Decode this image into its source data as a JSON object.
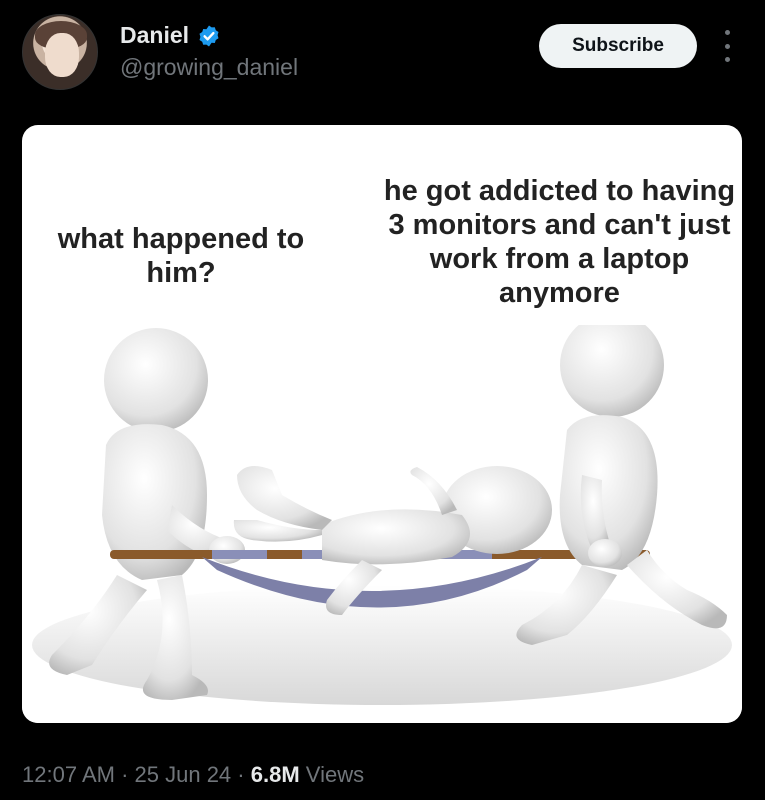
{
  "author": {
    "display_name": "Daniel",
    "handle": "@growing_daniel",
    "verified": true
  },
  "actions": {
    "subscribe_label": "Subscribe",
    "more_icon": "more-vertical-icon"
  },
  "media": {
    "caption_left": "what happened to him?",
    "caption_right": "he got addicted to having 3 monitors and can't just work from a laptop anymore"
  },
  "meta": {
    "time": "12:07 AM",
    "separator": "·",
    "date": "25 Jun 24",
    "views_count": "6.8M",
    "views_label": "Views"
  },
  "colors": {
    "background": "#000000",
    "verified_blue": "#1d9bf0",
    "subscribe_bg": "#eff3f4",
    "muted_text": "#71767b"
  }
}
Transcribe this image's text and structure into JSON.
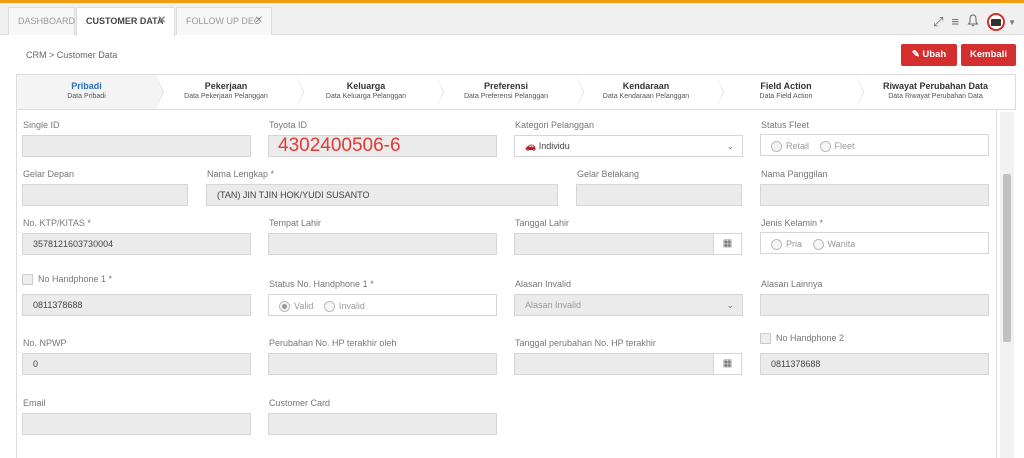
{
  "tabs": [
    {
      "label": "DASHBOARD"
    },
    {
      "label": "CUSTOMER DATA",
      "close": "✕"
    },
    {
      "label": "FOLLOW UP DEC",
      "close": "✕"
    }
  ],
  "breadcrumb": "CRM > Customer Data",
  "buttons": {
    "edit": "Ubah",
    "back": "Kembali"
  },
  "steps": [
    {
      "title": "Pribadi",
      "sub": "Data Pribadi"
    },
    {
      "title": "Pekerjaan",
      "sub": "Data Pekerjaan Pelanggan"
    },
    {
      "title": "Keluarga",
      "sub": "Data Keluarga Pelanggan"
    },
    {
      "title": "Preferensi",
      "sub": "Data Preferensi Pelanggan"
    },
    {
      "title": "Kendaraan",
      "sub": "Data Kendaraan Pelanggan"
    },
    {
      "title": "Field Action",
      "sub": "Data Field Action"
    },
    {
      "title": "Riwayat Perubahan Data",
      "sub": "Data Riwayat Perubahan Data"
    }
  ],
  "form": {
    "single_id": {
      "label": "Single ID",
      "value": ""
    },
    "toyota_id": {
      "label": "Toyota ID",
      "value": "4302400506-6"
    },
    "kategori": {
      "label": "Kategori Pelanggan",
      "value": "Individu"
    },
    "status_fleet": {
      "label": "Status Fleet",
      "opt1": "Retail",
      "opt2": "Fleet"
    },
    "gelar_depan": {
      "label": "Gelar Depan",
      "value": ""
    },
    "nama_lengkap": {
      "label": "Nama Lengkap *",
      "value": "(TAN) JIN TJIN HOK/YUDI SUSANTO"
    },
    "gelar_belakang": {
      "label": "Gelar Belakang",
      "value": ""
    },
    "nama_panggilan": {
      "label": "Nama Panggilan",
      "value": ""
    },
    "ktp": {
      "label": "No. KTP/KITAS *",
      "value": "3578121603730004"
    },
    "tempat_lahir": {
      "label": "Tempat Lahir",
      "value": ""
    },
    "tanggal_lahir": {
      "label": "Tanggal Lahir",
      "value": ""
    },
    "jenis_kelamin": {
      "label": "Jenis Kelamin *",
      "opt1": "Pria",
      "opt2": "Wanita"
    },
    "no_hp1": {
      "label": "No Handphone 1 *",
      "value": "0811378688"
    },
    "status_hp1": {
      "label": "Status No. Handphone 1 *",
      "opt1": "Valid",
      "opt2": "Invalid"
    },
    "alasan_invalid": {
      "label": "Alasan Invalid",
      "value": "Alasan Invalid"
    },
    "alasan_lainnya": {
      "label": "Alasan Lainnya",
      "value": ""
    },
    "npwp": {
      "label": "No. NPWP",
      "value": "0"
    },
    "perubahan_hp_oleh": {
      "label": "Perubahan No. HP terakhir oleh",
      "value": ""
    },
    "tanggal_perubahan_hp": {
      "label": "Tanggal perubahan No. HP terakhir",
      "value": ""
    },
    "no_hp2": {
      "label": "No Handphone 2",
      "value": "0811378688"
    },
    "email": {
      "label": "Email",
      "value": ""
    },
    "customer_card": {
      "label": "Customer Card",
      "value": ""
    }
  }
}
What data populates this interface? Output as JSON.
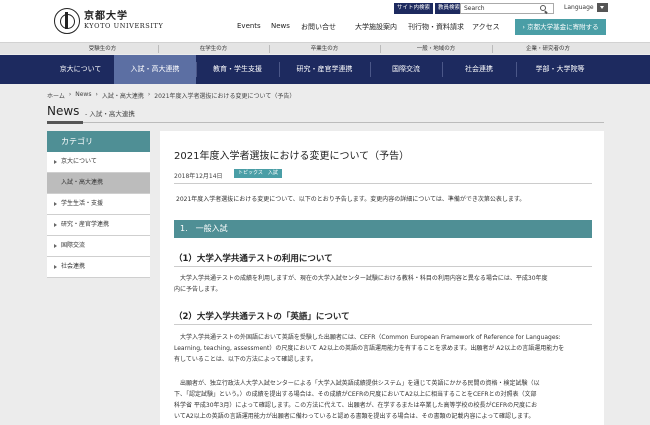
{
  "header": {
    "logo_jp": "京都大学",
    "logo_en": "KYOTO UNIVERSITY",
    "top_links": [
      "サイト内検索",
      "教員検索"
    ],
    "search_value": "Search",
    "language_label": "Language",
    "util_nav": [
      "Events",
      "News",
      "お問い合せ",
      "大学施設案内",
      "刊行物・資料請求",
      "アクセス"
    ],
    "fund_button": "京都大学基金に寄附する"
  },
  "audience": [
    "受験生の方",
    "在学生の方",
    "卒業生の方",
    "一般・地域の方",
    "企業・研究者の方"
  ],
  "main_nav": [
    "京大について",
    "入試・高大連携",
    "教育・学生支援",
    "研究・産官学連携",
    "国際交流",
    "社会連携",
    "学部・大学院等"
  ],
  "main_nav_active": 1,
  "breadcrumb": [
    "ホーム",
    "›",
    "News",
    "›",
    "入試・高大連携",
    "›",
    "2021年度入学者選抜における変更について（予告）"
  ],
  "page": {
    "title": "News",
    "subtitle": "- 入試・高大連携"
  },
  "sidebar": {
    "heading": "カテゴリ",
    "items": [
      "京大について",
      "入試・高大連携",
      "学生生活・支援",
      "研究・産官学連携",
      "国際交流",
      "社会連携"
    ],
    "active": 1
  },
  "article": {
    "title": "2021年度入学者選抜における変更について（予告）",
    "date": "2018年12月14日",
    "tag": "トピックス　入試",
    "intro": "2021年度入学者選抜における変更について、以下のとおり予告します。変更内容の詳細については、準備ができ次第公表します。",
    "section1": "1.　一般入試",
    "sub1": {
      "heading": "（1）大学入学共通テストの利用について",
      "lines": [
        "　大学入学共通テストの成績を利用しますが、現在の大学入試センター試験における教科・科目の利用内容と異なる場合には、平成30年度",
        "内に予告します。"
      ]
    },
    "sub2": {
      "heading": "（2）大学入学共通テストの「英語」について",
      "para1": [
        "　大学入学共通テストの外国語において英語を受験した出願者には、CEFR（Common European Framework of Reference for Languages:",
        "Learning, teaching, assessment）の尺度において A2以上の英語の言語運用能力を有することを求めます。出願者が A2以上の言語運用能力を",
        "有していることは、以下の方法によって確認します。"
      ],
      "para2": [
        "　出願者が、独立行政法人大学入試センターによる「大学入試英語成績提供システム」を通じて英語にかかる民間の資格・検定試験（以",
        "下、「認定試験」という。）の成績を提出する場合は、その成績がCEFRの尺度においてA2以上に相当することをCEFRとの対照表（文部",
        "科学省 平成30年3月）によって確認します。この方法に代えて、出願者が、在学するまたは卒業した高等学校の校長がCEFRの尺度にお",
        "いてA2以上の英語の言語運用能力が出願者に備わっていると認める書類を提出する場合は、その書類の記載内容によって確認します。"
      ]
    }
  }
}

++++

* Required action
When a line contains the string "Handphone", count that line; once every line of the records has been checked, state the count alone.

* Task result
3